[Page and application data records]
[Start of Attachment]
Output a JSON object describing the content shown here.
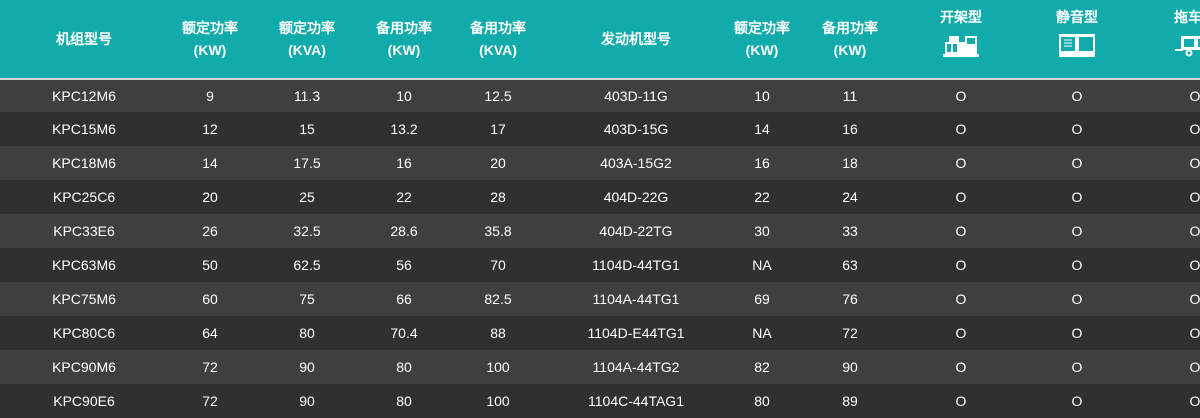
{
  "headers": {
    "model": "机组型号",
    "rated_kw": {
      "title": "额定功率",
      "unit": "(KW)"
    },
    "rated_kva": {
      "title": "额定功率",
      "unit": "(KVA)"
    },
    "standby_kw": {
      "title": "备用功率",
      "unit": "(KW)"
    },
    "standby_kva": {
      "title": "备用功率",
      "unit": "(KVA)"
    },
    "engine_model": "发动机型号",
    "engine_rated_kw": {
      "title": "额定功率",
      "unit": "(KW)"
    },
    "engine_standby_kw": {
      "title": "备用功率",
      "unit": "(KW)"
    },
    "open_type": {
      "title": "开架型",
      "icon": "open-frame-generator-icon"
    },
    "silent_type": {
      "title": "静音型",
      "icon": "silent-generator-icon"
    },
    "trailer_type": {
      "title": "拖车型",
      "icon": "trailer-generator-icon"
    }
  },
  "rows": [
    [
      "KPC12M6",
      "9",
      "11.3",
      "10",
      "12.5",
      "403D-11G",
      "10",
      "11",
      "O",
      "O",
      "O"
    ],
    [
      "KPC15M6",
      "12",
      "15",
      "13.2",
      "17",
      "403D-15G",
      "14",
      "16",
      "O",
      "O",
      "O"
    ],
    [
      "KPC18M6",
      "14",
      "17.5",
      "16",
      "20",
      "403A-15G2",
      "16",
      "18",
      "O",
      "O",
      "O"
    ],
    [
      "KPC25C6",
      "20",
      "25",
      "22",
      "28",
      "404D-22G",
      "22",
      "24",
      "O",
      "O",
      "O"
    ],
    [
      "KPC33E6",
      "26",
      "32.5",
      "28.6",
      "35.8",
      "404D-22TG",
      "30",
      "33",
      "O",
      "O",
      "O"
    ],
    [
      "KPC63M6",
      "50",
      "62.5",
      "56",
      "70",
      "1104D-44TG1",
      "NA",
      "63",
      "O",
      "O",
      "O"
    ],
    [
      "KPC75M6",
      "60",
      "75",
      "66",
      "82.5",
      "1104A-44TG1",
      "69",
      "76",
      "O",
      "O",
      "O"
    ],
    [
      "KPC80C6",
      "64",
      "80",
      "70.4",
      "88",
      "1104D-E44TG1",
      "NA",
      "72",
      "O",
      "O",
      "O"
    ],
    [
      "KPC90M6",
      "72",
      "90",
      "80",
      "100",
      "1104A-44TG2",
      "82",
      "90",
      "O",
      "O",
      "O"
    ],
    [
      "KPC90E6",
      "72",
      "90",
      "80",
      "100",
      "1104C-44TAG1",
      "80",
      "89",
      "O",
      "O",
      "O"
    ]
  ],
  "colors": {
    "header_bg": "#12abab",
    "row_odd": "#3f3f3f",
    "row_even": "#303030"
  }
}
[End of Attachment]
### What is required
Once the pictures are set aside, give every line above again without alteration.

### Completed task
Output a JSON object describing the content shown here.
{
  "headers": {
    "model": "机组型号",
    "rated_kw": {
      "title": "额定功率",
      "unit": "(KW)"
    },
    "rated_kva": {
      "title": "额定功率",
      "unit": "(KVA)"
    },
    "standby_kw": {
      "title": "备用功率",
      "unit": "(KW)"
    },
    "standby_kva": {
      "title": "备用功率",
      "unit": "(KVA)"
    },
    "engine_model": "发动机型号",
    "engine_rated_kw": {
      "title": "额定功率",
      "unit": "(KW)"
    },
    "engine_standby_kw": {
      "title": "备用功率",
      "unit": "(KW)"
    },
    "open_type": {
      "title": "开架型",
      "icon": "open-frame-generator-icon"
    },
    "silent_type": {
      "title": "静音型",
      "icon": "silent-generator-icon"
    },
    "trailer_type": {
      "title": "拖车型",
      "icon": "trailer-generator-icon"
    }
  },
  "rows": [
    [
      "KPC12M6",
      "9",
      "11.3",
      "10",
      "12.5",
      "403D-11G",
      "10",
      "11",
      "O",
      "O",
      "O"
    ],
    [
      "KPC15M6",
      "12",
      "15",
      "13.2",
      "17",
      "403D-15G",
      "14",
      "16",
      "O",
      "O",
      "O"
    ],
    [
      "KPC18M6",
      "14",
      "17.5",
      "16",
      "20",
      "403A-15G2",
      "16",
      "18",
      "O",
      "O",
      "O"
    ],
    [
      "KPC25C6",
      "20",
      "25",
      "22",
      "28",
      "404D-22G",
      "22",
      "24",
      "O",
      "O",
      "O"
    ],
    [
      "KPC33E6",
      "26",
      "32.5",
      "28.6",
      "35.8",
      "404D-22TG",
      "30",
      "33",
      "O",
      "O",
      "O"
    ],
    [
      "KPC63M6",
      "50",
      "62.5",
      "56",
      "70",
      "1104D-44TG1",
      "NA",
      "63",
      "O",
      "O",
      "O"
    ],
    [
      "KPC75M6",
      "60",
      "75",
      "66",
      "82.5",
      "1104A-44TG1",
      "69",
      "76",
      "O",
      "O",
      "O"
    ],
    [
      "KPC80C6",
      "64",
      "80",
      "70.4",
      "88",
      "1104D-E44TG1",
      "NA",
      "72",
      "O",
      "O",
      "O"
    ],
    [
      "KPC90M6",
      "72",
      "90",
      "80",
      "100",
      "1104A-44TG2",
      "82",
      "90",
      "O",
      "O",
      "O"
    ],
    [
      "KPC90E6",
      "72",
      "90",
      "80",
      "100",
      "1104C-44TAG1",
      "80",
      "89",
      "O",
      "O",
      "O"
    ]
  ],
  "colors": {
    "header_bg": "#12abab",
    "row_odd": "#3f3f3f",
    "row_even": "#303030"
  }
}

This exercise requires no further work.